[Opening Materials provided section]
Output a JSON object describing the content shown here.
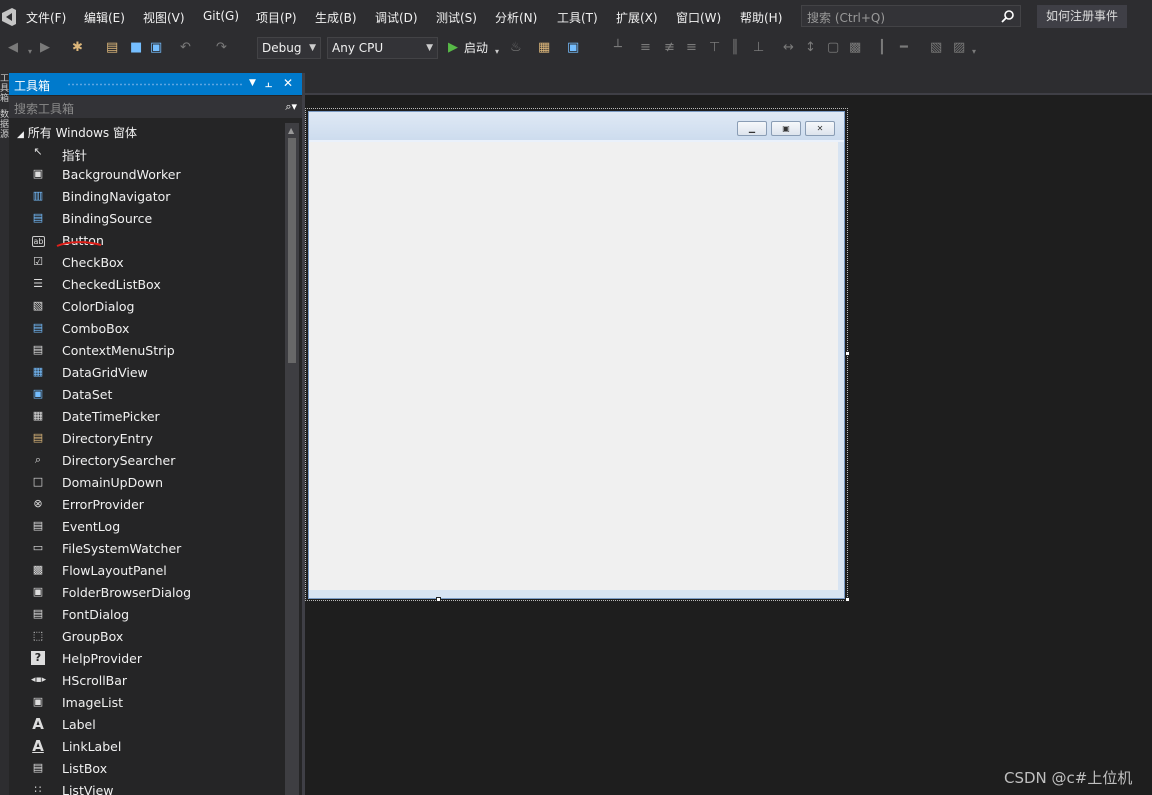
{
  "menubar": {
    "items": [
      "文件(F)",
      "编辑(E)",
      "视图(V)",
      "Git(G)",
      "项目(P)",
      "生成(B)",
      "调试(D)",
      "测试(S)",
      "分析(N)",
      "工具(T)",
      "扩展(X)",
      "窗口(W)",
      "帮助(H)"
    ],
    "search_placeholder": "搜索 (Ctrl+Q)",
    "event_button": "如何注册事件"
  },
  "toolbar": {
    "config": "Debug",
    "platform": "Any CPU",
    "start_label": "启动"
  },
  "side_tabs": [
    "工具箱",
    "数据源"
  ],
  "toolbox": {
    "title": "工具箱",
    "search_placeholder": "搜索工具箱",
    "group": "所有 Windows 窗体",
    "items": [
      {
        "label": "指针",
        "icon": "pointer-icon"
      },
      {
        "label": "BackgroundWorker",
        "icon": "background-worker-icon"
      },
      {
        "label": "BindingNavigator",
        "icon": "binding-navigator-icon"
      },
      {
        "label": "BindingSource",
        "icon": "binding-source-icon"
      },
      {
        "label": "Button",
        "icon": "button-icon"
      },
      {
        "label": "CheckBox",
        "icon": "checkbox-icon"
      },
      {
        "label": "CheckedListBox",
        "icon": "checked-listbox-icon"
      },
      {
        "label": "ColorDialog",
        "icon": "color-dialog-icon"
      },
      {
        "label": "ComboBox",
        "icon": "combobox-icon"
      },
      {
        "label": "ContextMenuStrip",
        "icon": "context-menu-icon"
      },
      {
        "label": "DataGridView",
        "icon": "datagrid-icon"
      },
      {
        "label": "DataSet",
        "icon": "dataset-icon"
      },
      {
        "label": "DateTimePicker",
        "icon": "datetime-icon"
      },
      {
        "label": "DirectoryEntry",
        "icon": "directory-entry-icon"
      },
      {
        "label": "DirectorySearcher",
        "icon": "directory-searcher-icon"
      },
      {
        "label": "DomainUpDown",
        "icon": "domain-updown-icon"
      },
      {
        "label": "ErrorProvider",
        "icon": "error-provider-icon"
      },
      {
        "label": "EventLog",
        "icon": "event-log-icon"
      },
      {
        "label": "FileSystemWatcher",
        "icon": "fs-watcher-icon"
      },
      {
        "label": "FlowLayoutPanel",
        "icon": "flow-layout-icon"
      },
      {
        "label": "FolderBrowserDialog",
        "icon": "folder-browser-icon"
      },
      {
        "label": "FontDialog",
        "icon": "font-dialog-icon"
      },
      {
        "label": "GroupBox",
        "icon": "groupbox-icon"
      },
      {
        "label": "HelpProvider",
        "icon": "help-provider-icon"
      },
      {
        "label": "HScrollBar",
        "icon": "hscrollbar-icon"
      },
      {
        "label": "ImageList",
        "icon": "imagelist-icon"
      },
      {
        "label": "Label",
        "icon": "label-icon"
      },
      {
        "label": "LinkLabel",
        "icon": "linklabel-icon"
      },
      {
        "label": "ListBox",
        "icon": "listbox-icon"
      },
      {
        "label": "ListView",
        "icon": "listview-icon"
      }
    ]
  },
  "watermark": "CSDN @c#上位机",
  "colors": {
    "accent": "#007acc",
    "background": "#1e1e1e",
    "panel": "#252526",
    "chrome": "#2d2d30",
    "annotation": "#e0201a"
  }
}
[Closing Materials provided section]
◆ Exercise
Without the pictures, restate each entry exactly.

◆ Result of the exercise
Output a JSON object describing the content shown here.
{
  "menubar": {
    "items": [
      "文件(F)",
      "编辑(E)",
      "视图(V)",
      "Git(G)",
      "项目(P)",
      "生成(B)",
      "调试(D)",
      "测试(S)",
      "分析(N)",
      "工具(T)",
      "扩展(X)",
      "窗口(W)",
      "帮助(H)"
    ],
    "search_placeholder": "搜索 (Ctrl+Q)",
    "event_button": "如何注册事件"
  },
  "toolbar": {
    "config": "Debug",
    "platform": "Any CPU",
    "start_label": "启动"
  },
  "side_tabs": [
    "工具箱",
    "数据源"
  ],
  "toolbox": {
    "title": "工具箱",
    "search_placeholder": "搜索工具箱",
    "group": "所有 Windows 窗体",
    "items": [
      {
        "label": "指针",
        "icon": "pointer-icon"
      },
      {
        "label": "BackgroundWorker",
        "icon": "background-worker-icon"
      },
      {
        "label": "BindingNavigator",
        "icon": "binding-navigator-icon"
      },
      {
        "label": "BindingSource",
        "icon": "binding-source-icon"
      },
      {
        "label": "Button",
        "icon": "button-icon"
      },
      {
        "label": "CheckBox",
        "icon": "checkbox-icon"
      },
      {
        "label": "CheckedListBox",
        "icon": "checked-listbox-icon"
      },
      {
        "label": "ColorDialog",
        "icon": "color-dialog-icon"
      },
      {
        "label": "ComboBox",
        "icon": "combobox-icon"
      },
      {
        "label": "ContextMenuStrip",
        "icon": "context-menu-icon"
      },
      {
        "label": "DataGridView",
        "icon": "datagrid-icon"
      },
      {
        "label": "DataSet",
        "icon": "dataset-icon"
      },
      {
        "label": "DateTimePicker",
        "icon": "datetime-icon"
      },
      {
        "label": "DirectoryEntry",
        "icon": "directory-entry-icon"
      },
      {
        "label": "DirectorySearcher",
        "icon": "directory-searcher-icon"
      },
      {
        "label": "DomainUpDown",
        "icon": "domain-updown-icon"
      },
      {
        "label": "ErrorProvider",
        "icon": "error-provider-icon"
      },
      {
        "label": "EventLog",
        "icon": "event-log-icon"
      },
      {
        "label": "FileSystemWatcher",
        "icon": "fs-watcher-icon"
      },
      {
        "label": "FlowLayoutPanel",
        "icon": "flow-layout-icon"
      },
      {
        "label": "FolderBrowserDialog",
        "icon": "folder-browser-icon"
      },
      {
        "label": "FontDialog",
        "icon": "font-dialog-icon"
      },
      {
        "label": "GroupBox",
        "icon": "groupbox-icon"
      },
      {
        "label": "HelpProvider",
        "icon": "help-provider-icon"
      },
      {
        "label": "HScrollBar",
        "icon": "hscrollbar-icon"
      },
      {
        "label": "ImageList",
        "icon": "imagelist-icon"
      },
      {
        "label": "Label",
        "icon": "label-icon"
      },
      {
        "label": "LinkLabel",
        "icon": "linklabel-icon"
      },
      {
        "label": "ListBox",
        "icon": "listbox-icon"
      },
      {
        "label": "ListView",
        "icon": "listview-icon"
      }
    ]
  },
  "watermark": "CSDN @c#上位机",
  "colors": {
    "accent": "#007acc",
    "background": "#1e1e1e",
    "panel": "#252526",
    "chrome": "#2d2d30",
    "annotation": "#e0201a"
  }
}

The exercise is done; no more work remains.